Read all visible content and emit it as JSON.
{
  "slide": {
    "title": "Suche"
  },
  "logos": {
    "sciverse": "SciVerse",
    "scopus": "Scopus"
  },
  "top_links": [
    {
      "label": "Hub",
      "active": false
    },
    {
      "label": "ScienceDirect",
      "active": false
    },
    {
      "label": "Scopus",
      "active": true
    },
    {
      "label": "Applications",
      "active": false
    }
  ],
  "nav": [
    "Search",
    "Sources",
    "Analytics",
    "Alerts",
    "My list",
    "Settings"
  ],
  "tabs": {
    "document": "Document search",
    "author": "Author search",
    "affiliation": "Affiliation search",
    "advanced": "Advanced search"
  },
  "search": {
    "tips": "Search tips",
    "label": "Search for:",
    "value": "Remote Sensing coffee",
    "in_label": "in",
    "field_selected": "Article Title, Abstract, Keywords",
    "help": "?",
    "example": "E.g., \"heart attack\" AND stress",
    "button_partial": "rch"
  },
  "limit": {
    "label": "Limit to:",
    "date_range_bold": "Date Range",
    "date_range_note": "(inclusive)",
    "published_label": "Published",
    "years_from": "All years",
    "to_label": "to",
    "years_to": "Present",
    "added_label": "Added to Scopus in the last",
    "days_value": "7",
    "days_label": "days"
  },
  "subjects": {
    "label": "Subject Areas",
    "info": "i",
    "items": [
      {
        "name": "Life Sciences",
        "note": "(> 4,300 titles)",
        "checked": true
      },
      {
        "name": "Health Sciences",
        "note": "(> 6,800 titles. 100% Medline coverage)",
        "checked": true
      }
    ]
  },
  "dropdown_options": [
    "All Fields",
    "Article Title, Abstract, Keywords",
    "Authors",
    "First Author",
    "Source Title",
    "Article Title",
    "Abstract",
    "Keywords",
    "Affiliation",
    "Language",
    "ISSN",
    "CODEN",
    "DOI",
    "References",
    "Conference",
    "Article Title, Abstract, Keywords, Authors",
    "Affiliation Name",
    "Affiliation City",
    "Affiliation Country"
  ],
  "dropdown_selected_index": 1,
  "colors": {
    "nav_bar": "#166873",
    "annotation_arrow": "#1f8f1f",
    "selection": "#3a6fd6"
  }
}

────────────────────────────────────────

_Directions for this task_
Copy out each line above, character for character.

_Problem solution_
Read all visible content and emit it as JSON.
{
  "slide": {
    "title": "Suche"
  },
  "logos": {
    "sciverse": "SciVerse",
    "scopus": "Scopus"
  },
  "top_links": [
    {
      "label": "Hub",
      "active": false
    },
    {
      "label": "ScienceDirect",
      "active": false
    },
    {
      "label": "Scopus",
      "active": true
    },
    {
      "label": "Applications",
      "active": false
    }
  ],
  "nav": [
    "Search",
    "Sources",
    "Analytics",
    "Alerts",
    "My list",
    "Settings"
  ],
  "tabs": {
    "document": "Document search",
    "author": "Author search",
    "affiliation": "Affiliation search",
    "advanced": "Advanced search"
  },
  "search": {
    "tips": "Search tips",
    "label": "Search for:",
    "value": "Remote Sensing coffee",
    "in_label": "in",
    "field_selected": "Article Title, Abstract, Keywords",
    "help": "?",
    "example": "E.g., \"heart attack\" AND stress",
    "button_partial": "rch"
  },
  "limit": {
    "label": "Limit to:",
    "date_range_bold": "Date Range",
    "date_range_note": "(inclusive)",
    "published_label": "Published",
    "years_from": "All years",
    "to_label": "to",
    "years_to": "Present",
    "added_label": "Added to Scopus in the last",
    "days_value": "7",
    "days_label": "days"
  },
  "subjects": {
    "label": "Subject Areas",
    "info": "i",
    "items": [
      {
        "name": "Life Sciences",
        "note": "(> 4,300 titles)",
        "checked": true
      },
      {
        "name": "Health Sciences",
        "note": "(> 6,800 titles. 100% Medline coverage)",
        "checked": true
      }
    ]
  },
  "dropdown_options": [
    "All Fields",
    "Article Title, Abstract, Keywords",
    "Authors",
    "First Author",
    "Source Title",
    "Article Title",
    "Abstract",
    "Keywords",
    "Affiliation",
    "Language",
    "ISSN",
    "CODEN",
    "DOI",
    "References",
    "Conference",
    "Article Title, Abstract, Keywords, Authors",
    "Affiliation Name",
    "Affiliation City",
    "Affiliation Country"
  ],
  "dropdown_selected_index": 1,
  "colors": {
    "nav_bar": "#166873",
    "annotation_arrow": "#1f8f1f",
    "selection": "#3a6fd6"
  }
}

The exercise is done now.